It's been a long time since the trio has stepped into a studio, and the easiest explanation is that this really is a group best heard live—a point driven home by this 65-minute, six-song set. In addition to Davis, the trio works its way through a list of equally classic songwriters. A particularly lovely take of Frank Perkins and Mitchell Parish's "Stars Fell on Alabama," finds Peacock, combining pure taste and tone, remaining at the top of his game. A quirky rendition of Harold Arlen and Ted Koehler "Between the Devil and the Deep Blue Sea" is largely constructed around this trio's remarkable ability to suggest swing without actually playing it—the entire structure ready to collapse at any moment like a house of cards—but never actually doing so—even as DeJohnette takes his only real solo of the set, while Jimmy van Heusen and Johnny Mercer's balladic "I Thought About You" closes the set on an irrepressibly romantic note predicated on the trio's egalitarian nature.
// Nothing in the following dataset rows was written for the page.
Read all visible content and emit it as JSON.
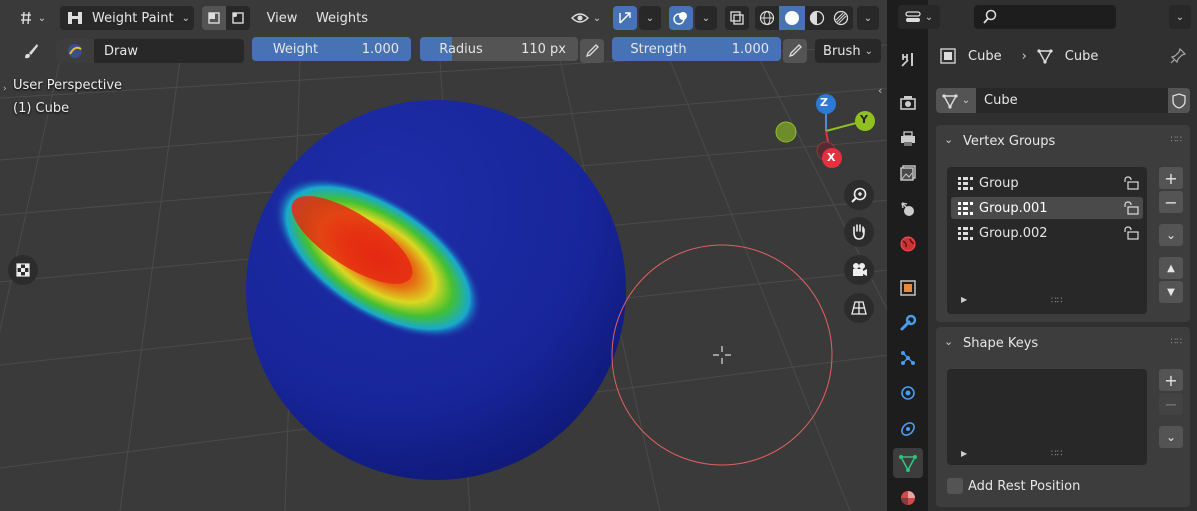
{
  "header": {
    "mode": "Weight Paint",
    "menus": [
      "View",
      "Weights"
    ]
  },
  "tool_settings": {
    "brush_name": "Draw",
    "weight": {
      "label": "Weight",
      "value": "1.000"
    },
    "radius": {
      "label": "Radius",
      "value": "110 px"
    },
    "strength": {
      "label": "Strength",
      "value": "1.000"
    },
    "brush_menu": "Brush"
  },
  "viewport": {
    "view_name": "User Perspective",
    "object_label": "(1) Cube",
    "gizmo_axes": {
      "x": "X",
      "y": "Y",
      "z": "Z"
    }
  },
  "properties": {
    "breadcrumb": [
      "Cube",
      "Cube"
    ],
    "mesh_name": "Cube",
    "vertex_groups": {
      "title": "Vertex Groups",
      "items": [
        {
          "name": "Group",
          "active": false
        },
        {
          "name": "Group.001",
          "active": true
        },
        {
          "name": "Group.002",
          "active": false
        }
      ]
    },
    "shape_keys": {
      "title": "Shape Keys"
    },
    "add_rest_position": {
      "label": "Add Rest Position",
      "checked": false
    }
  },
  "colors": {
    "accent": "#4772b3",
    "viewport_bg": "#3a3a3a",
    "panel_bg": "#3d3d3d",
    "sphere": "#1a2a9a",
    "brush_circle": "#e06060"
  }
}
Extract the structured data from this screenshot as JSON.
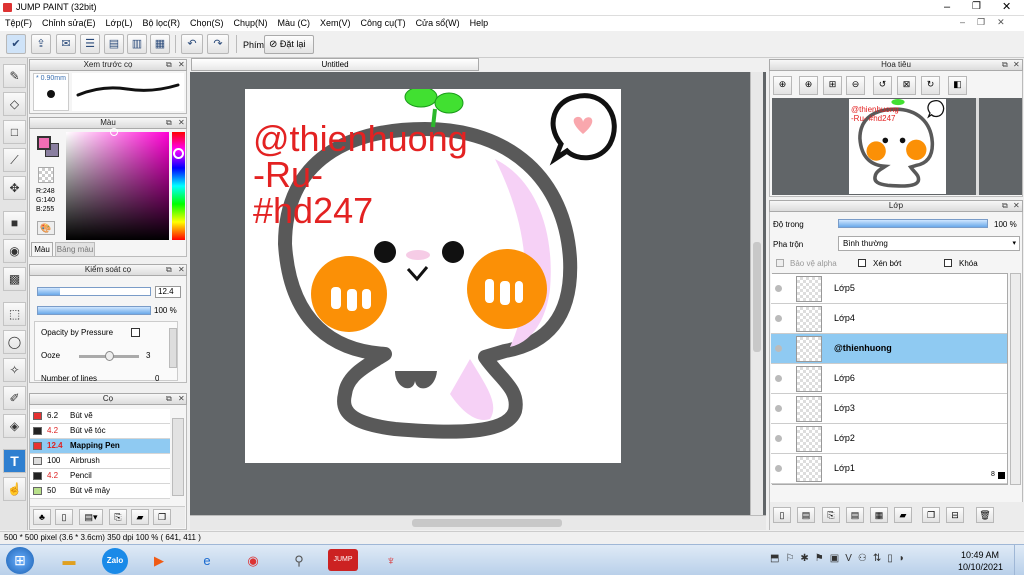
{
  "window": {
    "title": "JUMP PAINT (32bit)"
  },
  "menu": [
    "Tệp(F)",
    "Chỉnh sửa(E)",
    "Lớp(L)",
    "Bộ lọc(R)",
    "Chọn(S)",
    "Chụp(N)",
    "Màu (C)",
    "Xem(V)",
    "Công cụ(T)",
    "Cửa sổ(W)",
    "Help"
  ],
  "toolbar": {
    "key_label": "Phím",
    "reset_label": "Đặt lại"
  },
  "brush_preview": {
    "title": "Xem trước cọ",
    "size": "* 0.90mm"
  },
  "color_panel": {
    "title": "Màu",
    "r": "R:248",
    "g": "G:140",
    "b": "B:255",
    "tab_color": "Màu",
    "tab_palette": "Bảng màu",
    "fg": "#f06eb4",
    "bg": "#8a7fa0"
  },
  "brush_control": {
    "title": "Kiểm soát cọ",
    "size_value": "12.4",
    "size_pct": 0.2,
    "opacity_value": "100 %",
    "opacity_pct": 1.0,
    "pressure_label": "Opacity by Pressure",
    "ooze_label": "Ooze",
    "ooze_value": "3",
    "next_label": "Number of lines",
    "next_value": "0"
  },
  "brush_list": {
    "title": "Cọ",
    "items": [
      {
        "size": "6.2",
        "name": "Bút vẽ",
        "color": "#e63232",
        "selected": false,
        "red": false
      },
      {
        "size": "4.2",
        "name": "Bút vẽ tóc",
        "color": "#222222",
        "selected": false,
        "red": true
      },
      {
        "size": "12.4",
        "name": "Mapping Pen",
        "color": "#e63232",
        "selected": true,
        "red": true
      },
      {
        "size": "100",
        "name": "Airbrush",
        "color": "#dddddd",
        "selected": false,
        "red": false
      },
      {
        "size": "4.2",
        "name": "Pencil",
        "color": "#222222",
        "selected": false,
        "red": true
      },
      {
        "size": "50",
        "name": "Bút vẽ mây",
        "color": "#b8e08a",
        "selected": false,
        "red": false
      }
    ]
  },
  "document": {
    "tab": "Untitled"
  },
  "canvas_text": {
    "line1": "@thienhuong",
    "line2": "-Ru-",
    "line3": "#hd247"
  },
  "navigator": {
    "title": "Hoa tiêu",
    "thumb_text": "@thienhuong -Ru- #hd247"
  },
  "layer_panel": {
    "title": "Lớp",
    "opacity_label": "Độ trong",
    "opacity_value": "100 %",
    "opacity_pct": 1.0,
    "blend_label": "Pha trộn",
    "blend_value": "Bình thường",
    "protect_alpha": "Bảo vệ alpha",
    "clip": "Xén bớt",
    "lock": "Khóa",
    "layers": [
      {
        "name": "Lớp5",
        "selected": false
      },
      {
        "name": "Lớp4",
        "selected": false
      },
      {
        "name": "@thienhuong",
        "selected": true
      },
      {
        "name": "Lớp6",
        "selected": false
      },
      {
        "name": "Lớp3",
        "selected": false
      },
      {
        "name": "Lớp2",
        "selected": false
      },
      {
        "name": "Lớp1",
        "selected": false
      }
    ],
    "layer1_badge": "8"
  },
  "status": {
    "text": "500 * 500 pixel   (3.6 * 3.6cm)   350 dpi   100 %   ( 641, 411 )"
  },
  "taskbar": {
    "time": "10:49 AM",
    "date": "10/10/2021",
    "zalo": "Zalo"
  }
}
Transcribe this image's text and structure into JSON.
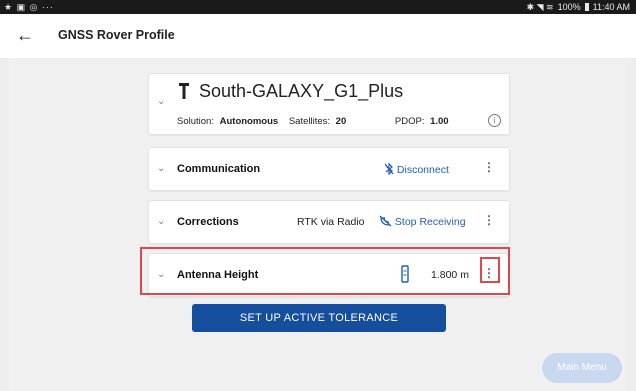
{
  "status_bar": {
    "left_icons": "★ ▣ ◎ ···",
    "right_icons": "✱ ◥ ≋",
    "battery": "100%",
    "time": "11:40 AM"
  },
  "app_bar": {
    "back_icon": "back-arrow-icon",
    "title": "GNSS Rover Profile"
  },
  "receiver": {
    "name": "South-GALAXY_G1_Plus",
    "solution_label": "Solution:",
    "solution_value": "Autonomous",
    "satellites_label": "Satellites:",
    "satellites_value": "20",
    "pdop_label": "PDOP:",
    "pdop_value": "1.00",
    "info_icon": "i"
  },
  "communication": {
    "label": "Communication",
    "action": "Disconnect",
    "action_icon": "bluetooth-off-icon"
  },
  "corrections": {
    "label": "Corrections",
    "mode": "RTK via Radio",
    "action": "Stop Receiving",
    "action_icon": "satellite-dish-off-icon"
  },
  "antenna": {
    "label": "Antenna Height",
    "value": "1.800 m",
    "icon": "antenna-rod-icon"
  },
  "buttons": {
    "primary": "SET UP ACTIVE TOLERANCE",
    "fab": "Main Menu"
  },
  "colors": {
    "accent": "#1f5fb4",
    "primary_button": "#144e9c",
    "highlight": "#e0474c",
    "fab": "#c8d8ef"
  }
}
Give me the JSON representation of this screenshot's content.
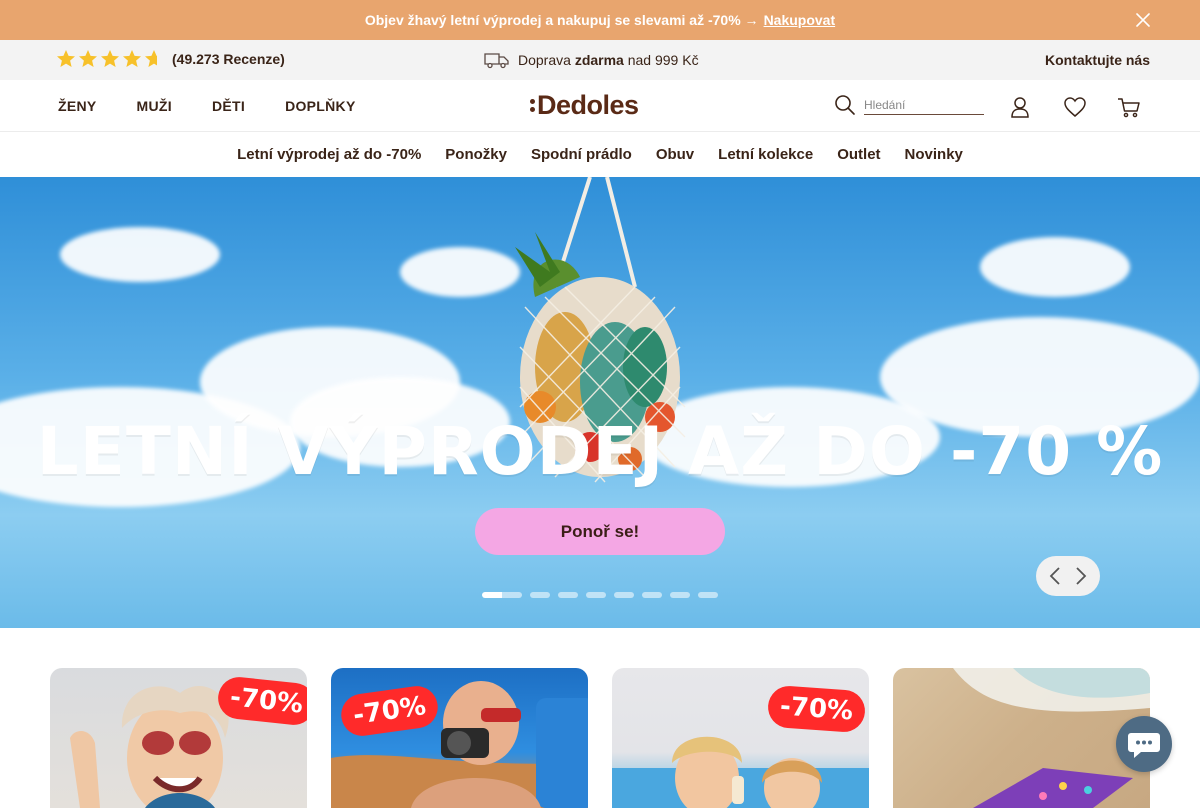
{
  "announcement": {
    "text": "Objev žhavý letní výprodej a nakupuj se slevami až -70% →",
    "link": "Nakupovat"
  },
  "infobar": {
    "rating_text": "(49.273 Recenze)",
    "shipping_prefix": "Doprava",
    "shipping_bold": "zdarma",
    "shipping_suffix": "nad 999 Kč",
    "contact": "Kontaktujte nás"
  },
  "header": {
    "categories": [
      "ŽENY",
      "MUŽI",
      "DĚTI",
      "DOPLŇKY"
    ],
    "logo": "Dedoles",
    "search_placeholder": "Hledání"
  },
  "subnav": {
    "items": [
      "Letní výprodej až do -70%",
      "Ponožky",
      "Spodní prádlo",
      "Obuv",
      "Letní kolekce",
      "Outlet",
      "Novinky"
    ]
  },
  "hero": {
    "title": "LETNÍ VÝPRODEJ AŽ DO -70 %",
    "cta": "Ponoř se!",
    "slide_count": 8,
    "active_slide": 1
  },
  "cards": [
    {
      "badge": "-70%"
    },
    {
      "badge": "-70%"
    },
    {
      "badge": "-70%"
    },
    {
      "badge": ""
    }
  ],
  "colors": {
    "announcement_bg": "#e8a56e",
    "cta_bg": "#f4a7e4",
    "badge_red": "#ff2a2a",
    "brand_brown": "#5a2a16"
  }
}
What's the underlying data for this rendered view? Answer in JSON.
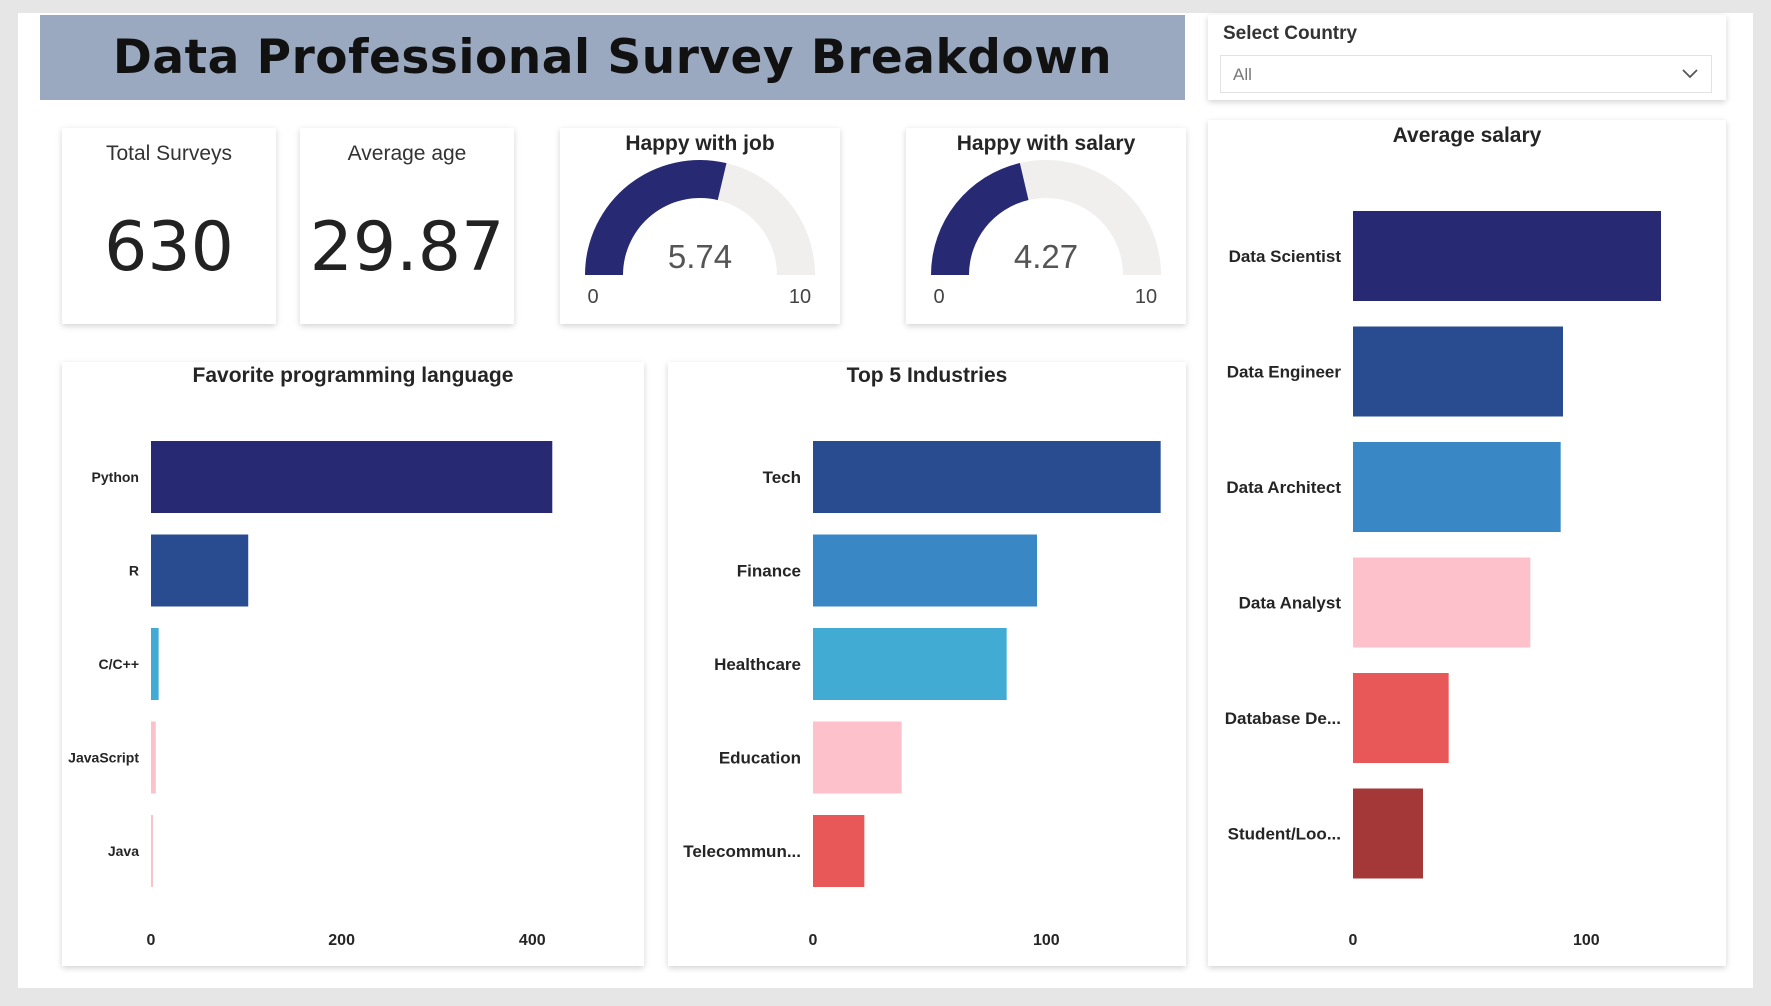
{
  "header": {
    "title": "Data Professional Survey Breakdown"
  },
  "slicer": {
    "label": "Select Country",
    "value": "All",
    "icon": "chevron-down-icon"
  },
  "kpis": {
    "total_surveys": {
      "label": "Total Surveys",
      "value": "630"
    },
    "average_age": {
      "label": "Average age",
      "value": "29.87"
    }
  },
  "gauges": {
    "happy_job": {
      "title": "Happy with job",
      "value": 5.74,
      "value_label": "5.74",
      "min": 0,
      "max": 10,
      "min_label": "0",
      "max_label": "10"
    },
    "happy_salary": {
      "title": "Happy with salary",
      "value": 4.27,
      "value_label": "4.27",
      "min": 0,
      "max": 10,
      "min_label": "0",
      "max_label": "10"
    }
  },
  "colors": {
    "navy": "#272a72",
    "dark_blue": "#294c91",
    "mid_blue": "#3a87c5",
    "light_blue": "#41abd3",
    "pink": "#fcc1ca",
    "coral": "#e85858",
    "dark_red": "#a43838",
    "gauge_track": "#f0efee"
  },
  "chart_data": [
    {
      "id": "languages",
      "type": "bar",
      "orientation": "horizontal",
      "title": "Favorite programming language",
      "categories": [
        "Python",
        "R",
        "C/C++",
        "JavaScript",
        "Java"
      ],
      "values": [
        421,
        102,
        8,
        5,
        2
      ],
      "colors": [
        "#272a72",
        "#294c91",
        "#41abd3",
        "#fcc1ca",
        "#fcc1ca"
      ],
      "xlim": [
        0,
        470
      ],
      "xticks": [
        0,
        200,
        400
      ],
      "xlabel": "",
      "ylabel": ""
    },
    {
      "id": "industries",
      "type": "bar",
      "orientation": "horizontal",
      "title": "Top 5 Industries",
      "categories": [
        "Tech",
        "Finance",
        "Healthcare",
        "Education",
        "Telecommun..."
      ],
      "values": [
        149,
        96,
        83,
        38,
        22
      ],
      "colors": [
        "#294c91",
        "#3a87c5",
        "#41abd3",
        "#fcc1ca",
        "#e85858"
      ],
      "xlim": [
        0,
        150
      ],
      "xticks": [
        0,
        100
      ],
      "xlabel": "",
      "ylabel": ""
    },
    {
      "id": "salary",
      "type": "bar",
      "orientation": "horizontal",
      "title": "Average salary",
      "categories": [
        "Data Scientist",
        "Data Engineer",
        "Data Architect",
        "Data Analyst",
        "Database De...",
        "Student/Loo..."
      ],
      "values": [
        132,
        90,
        89,
        76,
        41,
        30
      ],
      "colors": [
        "#272a72",
        "#294c91",
        "#3a87c5",
        "#fcc1ca",
        "#e85858",
        "#a43838"
      ],
      "xlim": [
        0,
        150
      ],
      "xticks": [
        0,
        100
      ],
      "xlabel": "",
      "ylabel": ""
    }
  ]
}
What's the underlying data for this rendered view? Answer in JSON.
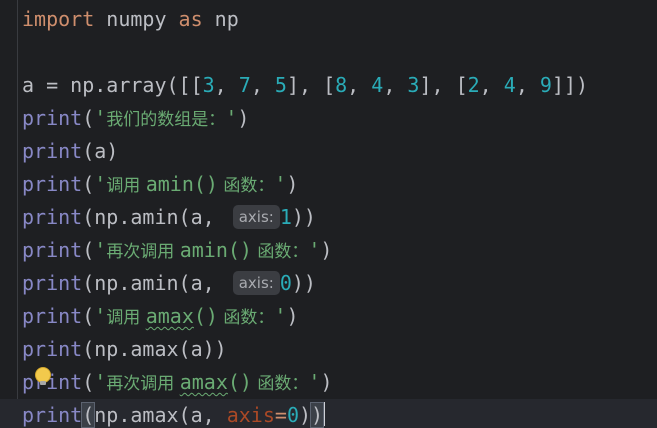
{
  "code": {
    "l1": {
      "kw1": "import",
      "mod": " numpy ",
      "kw2": "as",
      "alias": " np"
    },
    "l3": {
      "lhs": "a = np.array([[",
      "n1": "3",
      "c1": ", ",
      "n2": "7",
      "c2": ", ",
      "n3": "5",
      "s1": "], [",
      "n4": "8",
      "c3": ", ",
      "n5": "4",
      "c4": ", ",
      "n6": "3",
      "s2": "], [",
      "n7": "2",
      "c5": ", ",
      "n8": "4",
      "c6": ", ",
      "n9": "9",
      "end": "]])"
    },
    "l4": {
      "fn": "print",
      "open": "(",
      "q1": "'",
      "text": "我们的数组是：",
      "q2": "'",
      "close": ")"
    },
    "l5": {
      "fn": "print",
      "args": "(a)"
    },
    "l6": {
      "fn": "print",
      "open": "(",
      "s1": "'",
      "cn1": "调用 ",
      "s2": "amin()",
      "cn2": " 函数：",
      "s3": "'",
      "close": ")"
    },
    "l7": {
      "fn": "print",
      "pre": "(np.amin(a, ",
      "hint": "axis:",
      "num": "1",
      "close": "))"
    },
    "l8": {
      "fn": "print",
      "open": "(",
      "s1": "'",
      "cn1": "再次调用 ",
      "s2": "amin()",
      "cn2": " 函数：",
      "s3": "'",
      "close": ")"
    },
    "l9": {
      "fn": "print",
      "pre": "(np.amin(a, ",
      "hint": "axis:",
      "num": "0",
      "close": "))"
    },
    "l10": {
      "fn": "print",
      "open": "(",
      "s1": "'",
      "cn1": "调用 ",
      "s2": "amax",
      "s3": "()",
      "cn2": " 函数：",
      "s4": "'",
      "close": ")"
    },
    "l11": {
      "fn": "print",
      "args": "(np.amax(a))"
    },
    "l12": {
      "fn": "print",
      "open": "(",
      "s1": "'",
      "cn1": "再次调用 ",
      "s2": "amax",
      "s3": "()",
      "cn2": " 函数：",
      "s4": "'",
      "close": ")"
    },
    "l13": {
      "fn": "print",
      "open": "(",
      "mid": "np.amax(a, ",
      "kwarg": "axis",
      "eq": "=",
      "num": "0",
      "inner": ")",
      "close": ")"
    }
  },
  "colors": {
    "background": "#1e1f22",
    "keyword": "#cf8e6d",
    "string": "#6aab73",
    "number": "#2aacb8",
    "function": "#56a8f5",
    "param": "#aa4926",
    "bulb": "#f2c94c"
  },
  "icons": {
    "intention": "lightbulb-icon"
  }
}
But it's Leonard Bernstein's two classics from the 1957 musical West Side Story that form Somewhere's centerpiece. A profoundly beautiful take on "Somewhere" leads to Jarrett's lengthy coda, "Everywhere," building this nearly 20-minute workout to a powerful climax, ultimately winding down to a gospel-tinged conclusion, while "Tonight" is taken at an unexpectedly bright clip. Peacock and DeJohnette swing more directly this time, with Jarrett's effortless motivic invention keeping secure his position in the upper echelon of improvising pianists.

Despite the 12-year gap since its last recorded work, Somewhere leaves no doubt that the special spark Jarrett, Peacock and DeJohnette first demonstrated on the bassist's Tales of Another (ECM, 1977) remains intact. If anything, Somewhere creates hope that another four years won't have to pass before this inimitable trio is heard from again.

Track Listing: Deep Space/Solar; Stars Fell on Alabama; Between the Devil and the Deep Blue Sea; Somewhere/Everywhere; Tonight; I Thought About You.

Personnel: Keith Jarrett: piano; Gary Peacock: double bass; Jack DeJohnette: drums.

Title: Somewhere | Year Released: 2013 | Record Label: ECM Records

Tags

comments powered by Disqus

Year in Review
Album Reviews
General Articles
Live Reviews
Album Reviews
Genius Guide to Jazz
Extended Analysis
Album Reviews
Read more articles
After the Fall

After the Fall

ECM Records
2018

buy
La Fenice

La Fenice

ECM Records
2018

buy
Hamburg '72

Hamburg '72

ECM Records
2015

buy
Keith Jarrett: Creation

Keith Jarrett:...

ECM Records
2015

buy
Creation

Creation

ECM Records
2015

buy

Shop

Start your shopping here and you'll support All About Jazz in the process. Learn how.

Related Articles

Read Friendly Signs Album Reviews
Friendly Signs
By Don Phipps
February 22, 2019
Read The Adventures of Mr Pottercakes Album Reviews
The Adventures of Mr Pottercakes
By Roger Farbey
February 22, 2019
Read Free Fall Album Reviews
Free Fall
By Glenn Astarita
February 22, 2019
Read The Largo And The Lame Album Reviews
The Largo And The Lame
By Mark Corroto
February 22, 2019
Read Sun Of Goldfinger Album Reviews
Sun Of Goldfinger
By Dan McClenaghan
February 22, 2019
Read Paint The Sky Album Reviews
Paint The Sky
By Andrew J. Sammut
February 21, 2019
Read God Is More Than Love Can Ever Be Album Reviews
God Is More Than Love Can Ever Be
By Karl Ackermann
February 21, 2019